_To do_
Copy out the entries below precisely; nothing is to be omitted.

_Exercise data_
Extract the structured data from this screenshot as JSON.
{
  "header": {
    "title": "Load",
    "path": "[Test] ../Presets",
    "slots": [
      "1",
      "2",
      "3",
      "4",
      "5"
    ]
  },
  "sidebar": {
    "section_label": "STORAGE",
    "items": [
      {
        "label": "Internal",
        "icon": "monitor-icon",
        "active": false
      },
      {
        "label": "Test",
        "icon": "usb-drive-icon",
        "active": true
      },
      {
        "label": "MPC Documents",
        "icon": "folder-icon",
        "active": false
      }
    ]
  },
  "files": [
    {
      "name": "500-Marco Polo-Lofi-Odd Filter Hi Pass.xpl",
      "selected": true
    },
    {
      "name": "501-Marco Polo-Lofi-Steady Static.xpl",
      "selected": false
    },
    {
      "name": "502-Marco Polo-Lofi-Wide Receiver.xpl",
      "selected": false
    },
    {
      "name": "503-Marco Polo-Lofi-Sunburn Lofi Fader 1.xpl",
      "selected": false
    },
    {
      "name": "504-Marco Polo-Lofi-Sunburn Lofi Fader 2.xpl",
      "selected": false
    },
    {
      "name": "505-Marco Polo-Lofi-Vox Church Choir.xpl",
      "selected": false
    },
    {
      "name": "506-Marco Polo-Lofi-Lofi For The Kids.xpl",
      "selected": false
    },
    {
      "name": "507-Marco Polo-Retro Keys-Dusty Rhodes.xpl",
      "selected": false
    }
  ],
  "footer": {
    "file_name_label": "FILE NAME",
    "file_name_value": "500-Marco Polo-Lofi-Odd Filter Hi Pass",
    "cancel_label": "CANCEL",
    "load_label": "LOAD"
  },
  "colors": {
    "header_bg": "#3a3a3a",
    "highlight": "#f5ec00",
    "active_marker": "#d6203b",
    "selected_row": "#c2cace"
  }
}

_Solution to this exercise_
Extract the structured data from this screenshot as JSON.
{
  "header": {
    "title": "Load",
    "path": "[Test] ../Presets",
    "slots": [
      "1",
      "2",
      "3",
      "4",
      "5"
    ]
  },
  "sidebar": {
    "section_label": "STORAGE",
    "items": [
      {
        "label": "Internal",
        "icon": "monitor-icon",
        "active": false
      },
      {
        "label": "Test",
        "icon": "usb-drive-icon",
        "active": true
      },
      {
        "label": "MPC Documents",
        "icon": "folder-icon",
        "active": false
      }
    ]
  },
  "files": [
    {
      "name": "500-Marco Polo-Lofi-Odd Filter Hi Pass.xpl",
      "selected": true
    },
    {
      "name": "501-Marco Polo-Lofi-Steady Static.xpl",
      "selected": false
    },
    {
      "name": "502-Marco Polo-Lofi-Wide Receiver.xpl",
      "selected": false
    },
    {
      "name": "503-Marco Polo-Lofi-Sunburn Lofi Fader 1.xpl",
      "selected": false
    },
    {
      "name": "504-Marco Polo-Lofi-Sunburn Lofi Fader 2.xpl",
      "selected": false
    },
    {
      "name": "505-Marco Polo-Lofi-Vox Church Choir.xpl",
      "selected": false
    },
    {
      "name": "506-Marco Polo-Lofi-Lofi For The Kids.xpl",
      "selected": false
    },
    {
      "name": "507-Marco Polo-Retro Keys-Dusty Rhodes.xpl",
      "selected": false
    }
  ],
  "footer": {
    "file_name_label": "FILE NAME",
    "file_name_value": "500-Marco Polo-Lofi-Odd Filter Hi Pass",
    "cancel_label": "CANCEL",
    "load_label": "LOAD"
  },
  "colors": {
    "header_bg": "#3a3a3a",
    "highlight": "#f5ec00",
    "active_marker": "#d6203b",
    "selected_row": "#c2cace"
  }
}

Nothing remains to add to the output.